A successful Jewish revolt under a priestly family, Judas Maccabaeus and his sons, rose in revolt and led the people of Israel to retake Jerusalem, resulting in the purification of the Temple and “restored to its rightful state”(164 BC) and also gained their freedom from Syrian domination in 142 BC. This began the Hasmonean (Maccabean) dynasty, which appropriated the powers both of king and of high priest.
The Seleucid empire began losing control over large territories. An inexorable decline followed the first defeat of the Seleucids by the Romans in 190 BC.
Hasmonean (Maccabean) Dynasty

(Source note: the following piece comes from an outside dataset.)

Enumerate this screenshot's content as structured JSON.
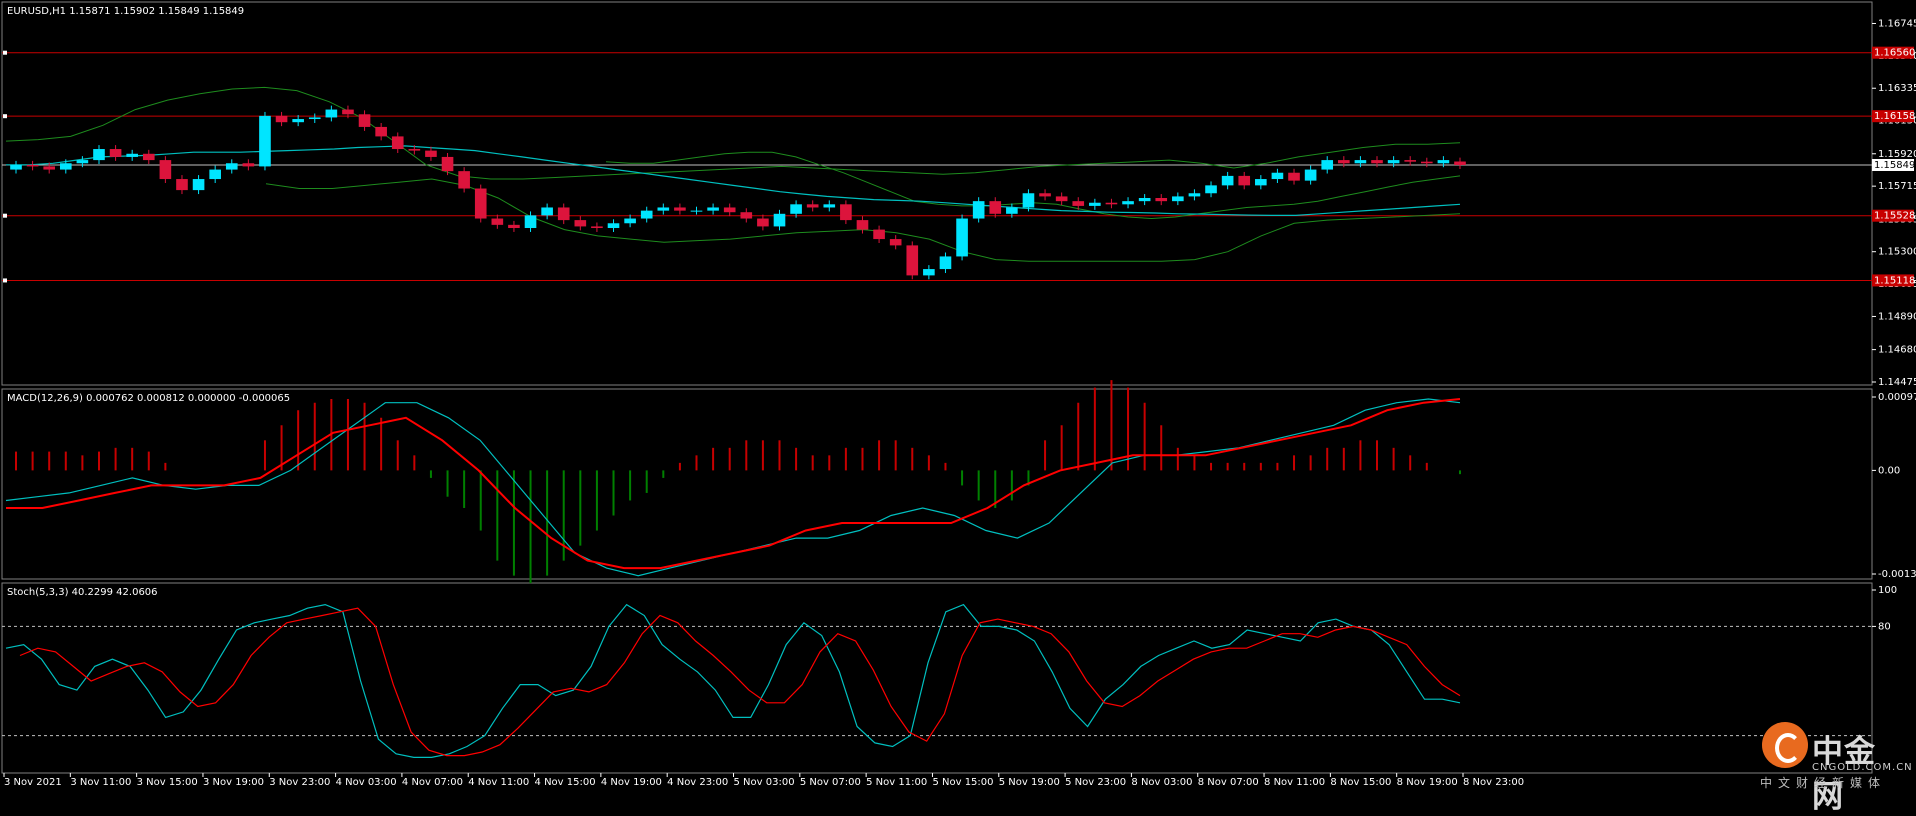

Hasmonean Dynasty, also spelled Hasmonaean, dynasty of ancient Judaea, descendants of the Maccabee (q.v.) family. The name derived (according to Josephus, in The Antiquities of the Jews) from the name of their ancestor Hasmoneus (Hasmon), or Asamonaios. In 143 (or 142) BC Simon Maccabeus, son of Mattathias (and brother of Judas Maccabeus), succeeded his brother Jonathan as leader of the Maccabean revolt against the Seleucid dynasty. He soon became independent of the Seleucids as high priest, ruler, and ethnarch of Judaea; the offices were hereditary, and Simon thus became the first of the Hasmonean dynasty. He was succeeded by his son John Hyrcanus I, Aristobulus I, Alexander Jannaeus and his widow Salome Alexandra, Aristobulus II, John Hyrcanus II, and the last Hasmonean, Antigonus, who was deposed and executed by the Romans under Mark Antony.
The origin of the Hasmonean dynasty is recorded in the books 1 Maccabees and 2 Maccabees (, covering the period from 175 to 134 BC during which time the Hasmonean dynasty became semi-independent from the Seleucid empire but had not yet expanded far outside of Judea. The books of 1 and 2 Maccabees are early Jewish writings detailing the history of the Jews in the first century BC. Both books are part of the canon of Scripture in the Greek Orthodox, Roman Catholic, Coptic, and Russian Orthodox churches, but they are not recognized as canon by Protestants and Jews.
The other primary source for the Hasmonean dynasty is the first book of The Wars of the Jews by the Jewish historian Josephus, (37–c. 100 CE). Josephus' account is the only primary source covering the history of the Hasmonean dynasty during the period of its expansion and independence between 110 to 63 BC.